TARBORO – For weeks in advance, Tarboro built up a 2012 game against Wilson Beddingfield.
Beddingfield had long ruled the Eastern Plains Conference, especially at Tarboro’s expense. Coaching a team he said he wouldn’t coach and playing a team Tarboro couldn’t beat, Leshaun Jenkins found himself in two places he never though he would be. Jenkins, who once told himself he never would coach girls’ soccer, had accepted the task of coaching a dormant Tarboro program, and the Vikings – who were accustomed to winning two games per season – played well enough to have a 2-0 lead in the second half against Beddingfield.
Jenkins had made the simple decision of turning defender Shayla Thorne into a forward earlier in the season, and at that point in the game, the Vikings needed some form of attack to relieve the pressure the Bruins were administering.
Thorne took the ball on the right side and found herself in space. She tore down the right wing and cut to her left foot as a defender nearly made a play on the ball, took one more touch and curled a left-footed shot around the goalkeeper and into the net.
3-0, Vikings. Beddingfield didn’t challenge again.
“I’ll never forget that goal,” Jenkins said. “That goal made our vision of beating Beddingfield a reality right here on our field.”
Jenkins and the Vikings found their elusive win against Beddingfield, and in a broader sense, they also had found a born goal-scorer. Thorne went on to score many important goals in her Tarboro career, and it is no accident that the three most successful years in program history coincided with Thorne’s three years as a striker.
Thorne scored 89 goals in her career, including 61 in the past two years alone. As a junior, she scored more goals by herself than any team in the conference scored total.
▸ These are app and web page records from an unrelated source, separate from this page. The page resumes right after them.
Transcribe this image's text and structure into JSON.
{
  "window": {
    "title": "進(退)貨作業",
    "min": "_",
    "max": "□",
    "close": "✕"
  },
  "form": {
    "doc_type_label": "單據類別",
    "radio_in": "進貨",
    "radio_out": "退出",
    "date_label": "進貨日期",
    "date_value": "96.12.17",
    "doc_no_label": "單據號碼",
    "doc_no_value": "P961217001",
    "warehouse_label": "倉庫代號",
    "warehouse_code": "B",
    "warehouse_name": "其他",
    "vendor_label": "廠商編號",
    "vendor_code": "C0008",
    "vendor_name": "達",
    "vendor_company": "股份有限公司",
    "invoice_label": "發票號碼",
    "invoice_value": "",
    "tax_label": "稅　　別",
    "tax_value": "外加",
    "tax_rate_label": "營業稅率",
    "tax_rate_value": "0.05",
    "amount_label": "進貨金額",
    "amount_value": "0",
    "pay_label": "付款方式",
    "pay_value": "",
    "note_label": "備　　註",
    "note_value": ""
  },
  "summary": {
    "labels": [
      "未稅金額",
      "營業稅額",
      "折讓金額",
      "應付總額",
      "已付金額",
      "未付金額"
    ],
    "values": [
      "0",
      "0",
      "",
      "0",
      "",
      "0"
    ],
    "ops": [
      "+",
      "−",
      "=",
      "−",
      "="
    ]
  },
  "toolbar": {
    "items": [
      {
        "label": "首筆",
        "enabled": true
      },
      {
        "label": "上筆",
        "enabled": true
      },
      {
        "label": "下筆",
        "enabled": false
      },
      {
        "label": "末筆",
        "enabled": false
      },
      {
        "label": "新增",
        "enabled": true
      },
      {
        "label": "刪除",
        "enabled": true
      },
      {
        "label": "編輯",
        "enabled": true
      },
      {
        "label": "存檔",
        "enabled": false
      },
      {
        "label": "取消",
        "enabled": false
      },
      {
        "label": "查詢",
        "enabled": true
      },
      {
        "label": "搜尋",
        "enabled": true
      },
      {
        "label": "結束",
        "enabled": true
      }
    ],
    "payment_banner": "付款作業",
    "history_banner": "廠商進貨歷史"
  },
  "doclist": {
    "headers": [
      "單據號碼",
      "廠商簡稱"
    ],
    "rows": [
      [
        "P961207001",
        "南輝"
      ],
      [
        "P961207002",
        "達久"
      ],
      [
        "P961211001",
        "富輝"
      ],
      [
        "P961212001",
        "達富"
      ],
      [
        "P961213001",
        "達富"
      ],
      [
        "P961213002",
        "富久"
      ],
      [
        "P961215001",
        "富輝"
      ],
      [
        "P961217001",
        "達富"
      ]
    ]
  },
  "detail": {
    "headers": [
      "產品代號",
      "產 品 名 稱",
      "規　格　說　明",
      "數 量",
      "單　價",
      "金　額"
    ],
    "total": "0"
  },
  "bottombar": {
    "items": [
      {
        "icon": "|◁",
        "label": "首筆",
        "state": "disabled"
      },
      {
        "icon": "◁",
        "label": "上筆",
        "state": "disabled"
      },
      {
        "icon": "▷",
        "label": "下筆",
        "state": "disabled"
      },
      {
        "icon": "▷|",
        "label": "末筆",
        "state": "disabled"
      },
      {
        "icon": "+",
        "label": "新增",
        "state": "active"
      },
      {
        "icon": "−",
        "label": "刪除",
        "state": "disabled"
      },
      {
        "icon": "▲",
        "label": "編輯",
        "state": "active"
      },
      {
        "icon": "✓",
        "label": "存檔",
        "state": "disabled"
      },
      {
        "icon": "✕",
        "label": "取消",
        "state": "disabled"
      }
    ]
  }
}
She averaged more than three goal per game during the past two seasons and helped the Vikings to their first playoffs appearance in 2012, first conference championship in 2013 and first ever playoffs win in 2014.
For her role in the program’s rise, Thorne was selected as the Telegram’s 2014 All-Area Girls’ Soccer Player of the Year.
Thorne initially wasn’t sure what a position change would mean for her, but it didn’t take long for her to learn she was a forward at heart.
“It was a new start, but once I got used to it, I was like, ‘I love this position,’” Thorne said.
The forward position, perhaps more than anything, requires patience and an understanding of the game. Even as a freshman defender, Jenkins, who wasn’t yet the coach, saw Thorne understood the game’s movement.
He knew a forward when he saw one.
“I remember seeing Shayla as a freshman and thinking, ‘Wow, she’s athletic, she’s really fast,’” Jenkins said. “When I got her as a sophomore, I knew her time as a defender was over.”
The patience part came from home.
Being a striker often requires making 10 or 12 or 20 fruitless runs before seeing a shot attempt. Playing at the top of formation means opposition in every direction, with many chances to have an attack fall apart.
Thorne’s mother, Melanie Sherrod, didn’t know much about the game when she signed up her daughter for soccer, but she saw quickly how it had to be approached.
“Even at age 4, soccer was a strenuous, hard game to play and took a lot out of you,” Sherrod said. “You fall down a lot, but I always told her that if we don’t see blood, we get up. We keep getting up if there’s no blood.”
And when Thorne turned into a proficient goal-scorer, her love of soccer grew.
“I played in middle school, but it was just a game,” Thorne said. “When I got to high school, I started having a passion for it, started loving it and understanding it. It’s such a team game.”
The goals yielded more than wins. Thorne will play for N.C. Wesleyan in college, and Jekins, though he admits bias, said he thinks Thorne will be an All-American for the Bishops.
Whatever happens in her college career, Thorne’s place at Tarboro is secure.
The Vikings’ rise as a women’s soccer program cannot be separated from Shayla Thorne.
Nick Piotrowicz can be reached at 407-9952 or npiotrowicz @rmtelegram.com